Neuroscientists at the RIKEN-MIT Center for Neural Circuit Genetics at the Picower Institute for Learning and Memory at MIT have uncovered a faulty brain mechanism that may underlie schizophrenia and other psychiatric disorders in humans.
The study, to appear in the Oct. 16 issue of Neuron
, is the first to tie a specific brain network abnormality to schizophrenia, whose symptoms range from disorganized thinking, hallucinations and paranoia to an inability to plan for the future.
"Our study provides new insight into what underlies schizophrenia's disordered thinking and zeroes in on a new target for future investigation into the neural basis of a cognitive disorder that affects more than 1 percent of the world's population," said Susumu Tonegawa, director of the RIKEN-MIT Center for Neural Circuit Genetics and senior author of the study.
Animal studies typically assess the neural mechanisms of the disease's cognitive and behavioral symptoms through a combination of genetic and pharmacological treatments and behavioral testing. However, the complex nature of disorganized thoughts has made these studies challenging.
Human patients with cognitive disorders such as autism spectrum disorders and schizophrenia show abnormal neural activity in what's known as the default mode network (DMN)--a network that includes the prefrontal cortex and the hippocampus, the brain structure believed to process memories. Because the DMN is involved in recall and future planning actions, understanding how it processes information and interacts with other brain areas could explain what goes awry in brain disorders.
A crucial communication window
RIKEN-MIT neuroscientists have created a genetically modified mouse with a gene mutation that some schizophrenia patients also harbor—the absence of the normal gene for an enzyme called calcineurin, which plays a crucial role in synaptic plasticity for learning and memory. The mice exhibit behavioral and cognitive abnormalities associated with schizophrenia.

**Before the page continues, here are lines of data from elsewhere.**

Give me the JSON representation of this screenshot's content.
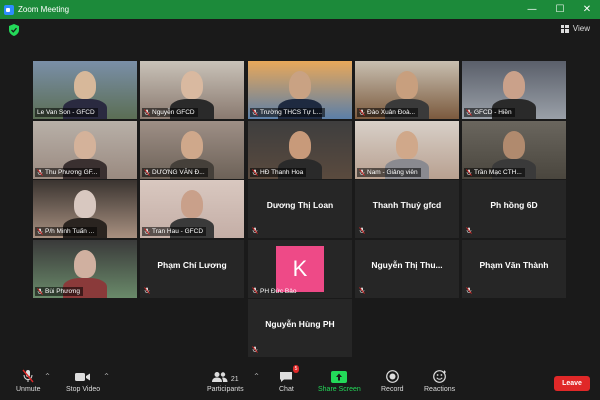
{
  "window": {
    "title": "Zoom Meeting",
    "minimize": "—",
    "maximize": "☐",
    "close": "✕"
  },
  "topbar": {
    "view_label": "View"
  },
  "participants_grid": [
    {
      "name": "Le Van Son - GFCD",
      "type": "video",
      "active": true,
      "muted": false
    },
    {
      "name": "Nguyễn GFCD",
      "type": "video",
      "muted": true
    },
    {
      "name": "Trường THCS Tự L...",
      "type": "video",
      "muted": true
    },
    {
      "name": "Đào Xuân Đoà...",
      "type": "video",
      "muted": true
    },
    {
      "name": "GFCD - Hiền",
      "type": "video",
      "muted": true
    },
    {
      "name": "Thu Phương GF...",
      "type": "video",
      "muted": true
    },
    {
      "name": "DƯƠNG VĂN Đ...",
      "type": "video",
      "muted": true
    },
    {
      "name": "HĐ Thanh Hoa",
      "type": "video",
      "muted": true
    },
    {
      "name": "Nam - Giảng viên",
      "type": "video",
      "muted": true
    },
    {
      "name": "Trần Mạc CTH...",
      "type": "video",
      "muted": true
    },
    {
      "name": "P/h Minh Tuấn ...",
      "type": "video",
      "muted": true
    },
    {
      "name": "Tran Hau - GFCD",
      "type": "video",
      "muted": true
    },
    {
      "name": "Dương Thị Loan",
      "type": "name",
      "muted": true
    },
    {
      "name": "Thanh Thuỷ gfcd",
      "type": "name",
      "muted": true
    },
    {
      "name": "Ph hồng 6D",
      "type": "name",
      "muted": true
    },
    {
      "name": "Bùi Phương",
      "type": "video",
      "muted": true
    },
    {
      "name": "Phạm Chí Lương",
      "type": "name",
      "muted": true
    },
    {
      "name": "PH Đức Bảo",
      "type": "avatar",
      "avatar_letter": "K",
      "avatar_color": "#ee4a87",
      "muted": true
    },
    {
      "name": "Nguyễn Thị Thu...",
      "type": "name",
      "muted": true
    },
    {
      "name": "Phạm Văn Thành",
      "type": "name",
      "muted": true
    },
    {
      "name": "Nguyễn Hùng PH",
      "type": "name",
      "muted": true
    }
  ],
  "toolbar": {
    "unmute": "Unmute",
    "stop_video": "Stop Video",
    "participants": "Participants",
    "participants_count": "21",
    "chat": "Chat",
    "chat_badge": "5",
    "share_screen": "Share Screen",
    "record": "Record",
    "reactions": "Reactions",
    "leave": "Leave"
  },
  "colors": {
    "titlebar": "#1c8a3a",
    "active_border": "#c6e03b",
    "share": "#23d959",
    "leave": "#e02828"
  }
}
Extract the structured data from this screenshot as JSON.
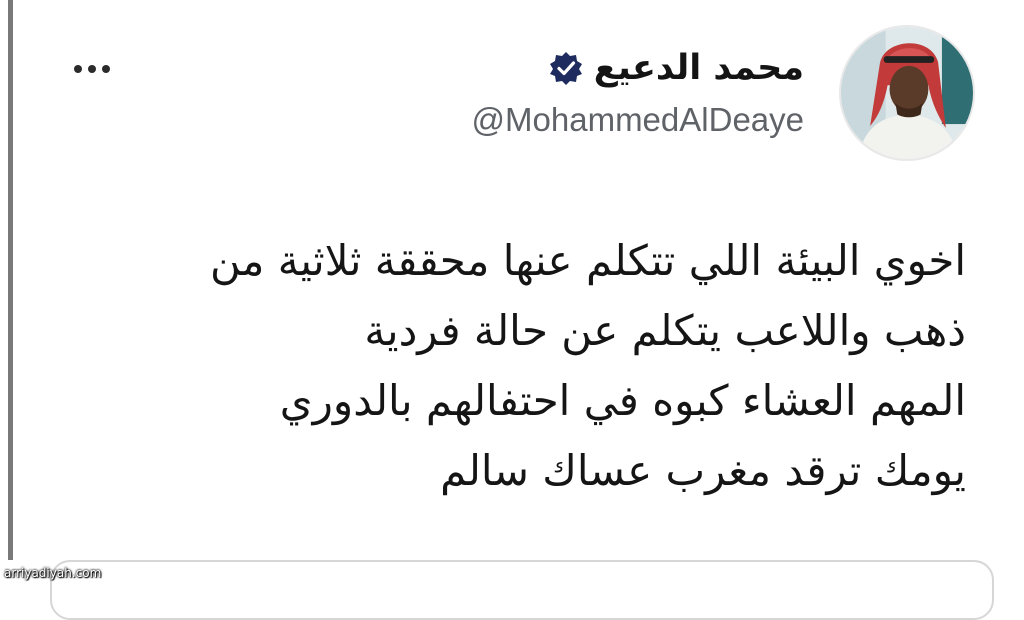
{
  "author": {
    "display_name": "محمد الدعيع",
    "handle": "@MohammedAlDeaye",
    "verified": true,
    "avatar_icon": "profile-photo"
  },
  "actions": {
    "more_icon": "more-horizontal-icon"
  },
  "tweet": {
    "lines": [
      "اخوي البيئة اللي تتكلم عنها محققة ثلاثية من",
      "ذهب واللاعب يتكلم عن حالة فردية",
      "المهم العشاء كبوه في احتفالهم بالدوري",
      "يومك ترقد مغرب عساك سالم"
    ]
  },
  "watermark": "arriyadiyah.com",
  "colors": {
    "text": "#151515",
    "muted": "#5f6368",
    "verified_badge": "#1d2b5e",
    "border": "#d6d6d6"
  }
}
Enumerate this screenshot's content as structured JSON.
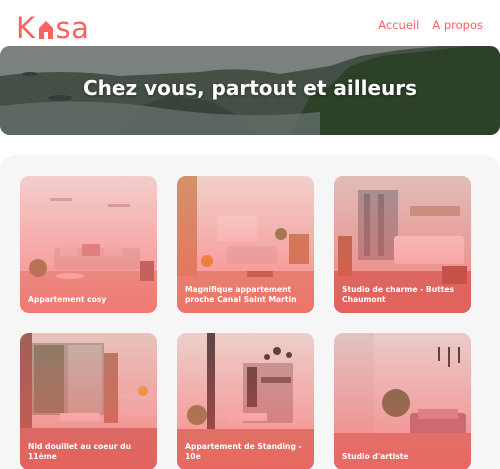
{
  "brand": {
    "logo_left": "K",
    "logo_right": "sa",
    "color": "#ff6060"
  },
  "nav": {
    "home_label": "Accueil",
    "about_label": "A propos"
  },
  "banner": {
    "title": "Chez vous, partout et ailleurs"
  },
  "listings": [
    {
      "title": "Appartement cosy"
    },
    {
      "title": "Magnifique appartement proche Canal Saint Martin"
    },
    {
      "title": "Studio de charme - Buttes Chaumont"
    },
    {
      "title": "Nid douillet au coeur du 11ème"
    },
    {
      "title": "Appartement de Standing - 10e"
    },
    {
      "title": "Studio d'artiste"
    }
  ]
}
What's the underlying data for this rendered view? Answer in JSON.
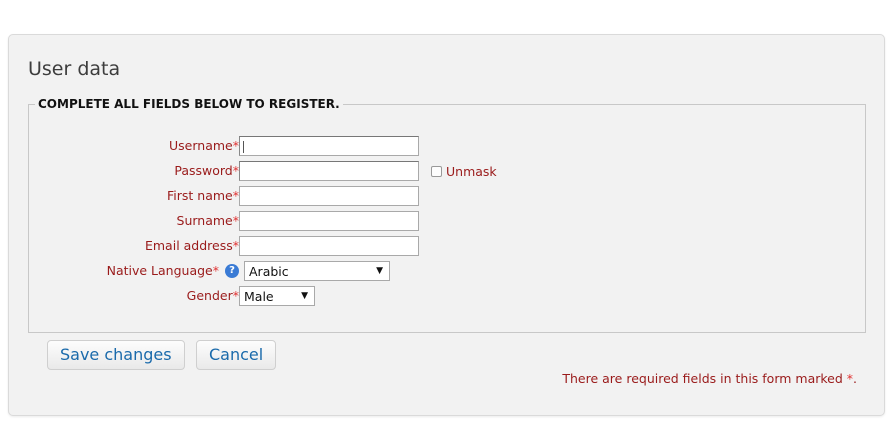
{
  "panel": {
    "title": "User data",
    "legend": "COMPLETE ALL FIELDS BELOW TO REGISTER."
  },
  "fields": {
    "required_marker": "*",
    "username": {
      "label": "Username",
      "value": ""
    },
    "password": {
      "label": "Password",
      "value": ""
    },
    "unmask_label": "Unmask",
    "first_name": {
      "label": "First name",
      "value": ""
    },
    "surname": {
      "label": "Surname",
      "value": ""
    },
    "email": {
      "label": "Email address",
      "value": ""
    },
    "native_language": {
      "label": "Native Language",
      "selected": "Arabic"
    },
    "gender": {
      "label": "Gender",
      "selected": "Male"
    }
  },
  "buttons": {
    "save": "Save changes",
    "cancel": "Cancel"
  },
  "footer_note": {
    "text": "There are required fields in this form marked ",
    "marker": "*",
    "end": "."
  },
  "icons": {
    "help": "help-question-icon",
    "dropdown": "chevron-down-icon",
    "checkbox": "checkbox-icon"
  },
  "colors": {
    "label_red": "#9a1b1b",
    "required_red": "#e03131",
    "link_blue": "#1a6aab",
    "help_blue": "#3a7bd5"
  }
}
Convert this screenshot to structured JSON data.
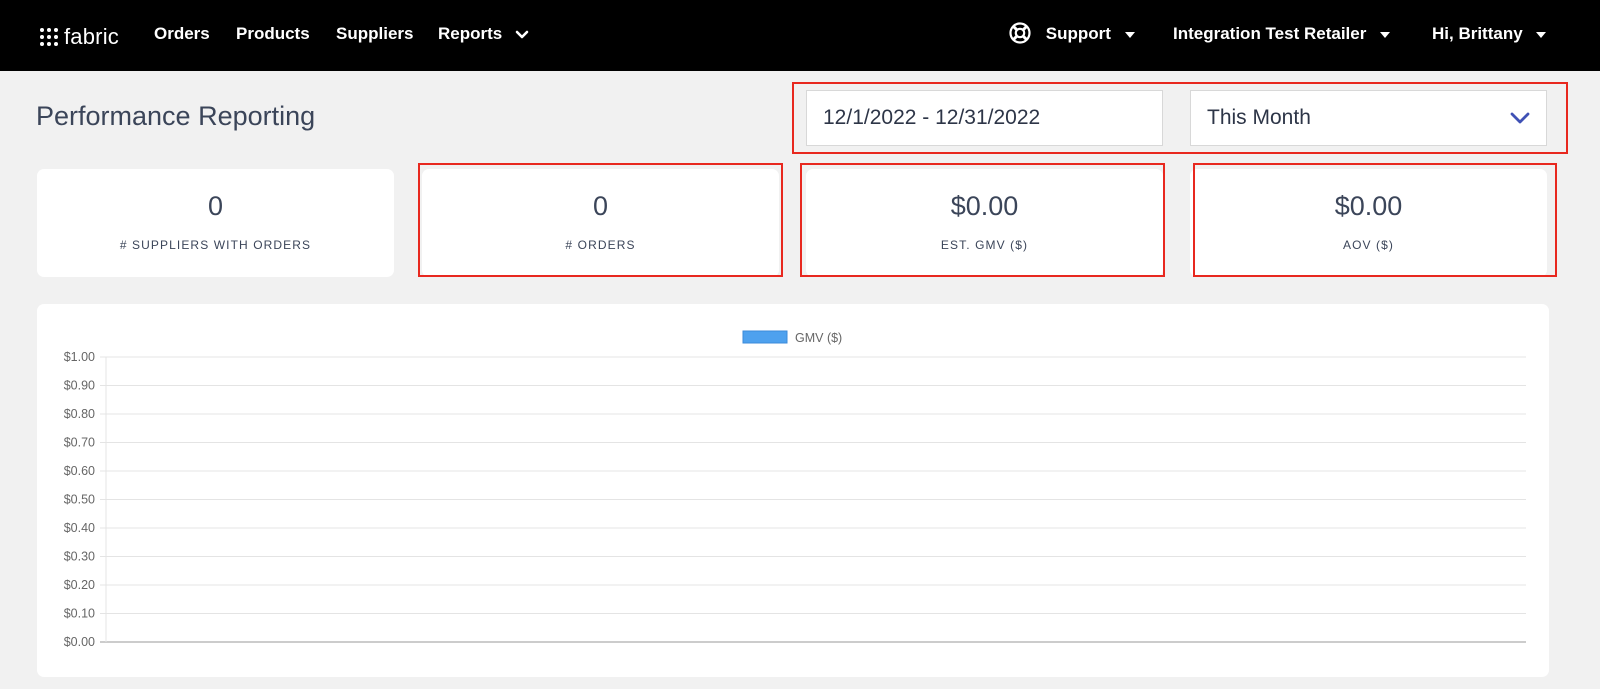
{
  "nav": {
    "logo": "fabric",
    "items": [
      {
        "label": "Orders"
      },
      {
        "label": "Products"
      },
      {
        "label": "Suppliers"
      },
      {
        "label": "Reports"
      }
    ],
    "support": "Support",
    "retailer": "Integration Test Retailer",
    "user": "Hi, Brittany"
  },
  "page": {
    "title": "Performance Reporting",
    "date_range": "12/1/2022 - 12/31/2022",
    "period_select": "This Month"
  },
  "stats": [
    {
      "value": "0",
      "label": "# SUPPLIERS WITH ORDERS"
    },
    {
      "value": "0",
      "label": "# ORDERS"
    },
    {
      "value": "$0.00",
      "label": "EST. GMV ($)"
    },
    {
      "value": "$0.00",
      "label": "AOV ($)"
    }
  ],
  "colors": {
    "nav_bg": "#000000",
    "page_bg": "#f1f1f1",
    "highlight": "#e8281f",
    "accent_chevron": "#3f51b5",
    "series": "#4ea1ee"
  },
  "chart_data": {
    "type": "bar",
    "categories": [],
    "series": [
      {
        "name": "GMV ($)",
        "values": []
      }
    ],
    "title": "",
    "xlabel": "",
    "ylabel": "",
    "ylim": [
      0,
      1
    ],
    "yticks": [
      "$0.00",
      "$0.10",
      "$0.20",
      "$0.30",
      "$0.40",
      "$0.50",
      "$0.60",
      "$0.70",
      "$0.80",
      "$0.90",
      "$1.00"
    ],
    "grid": true,
    "legend": "top-center"
  }
}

After normal mice run a maze, their brains enter a resting state and start processing information related to the task they just performed, even reliving the route as if replaying a mental video. This kind of information processing plays a critical role in normal brain function, possibly as a window for communication between the neocortex, where long-term memory is stored, and the hippocampus. But in mice modeling schizophrenia, electrical activity in the hippocampus, one of the main components of DMN, surges when it should be idling.
"Our study demonstrated an increase in neural activity in the hippocampus during awake resting periods," said study co-author Junghyup Suh. "More important, we demonstrated--for the first time--disrupted information processing in single cells as well as neural circuits."
When rodents run a maze, neurons within the hippocampus exhibit location-specific responses known as place fields. In normal animals, these location-specific responses are replayed in a series during rest periods following the task performance. However, the genetically altered mice did not reactivate place cells in an ordered manner after the task; they reactivated all these cells at an abnormally high level and almost simultaneously.
"Our study provides a novel way to look into the actions of current drugs and treatments and may lead to new insights for improved treatment of psychiatric disorders," Suh said.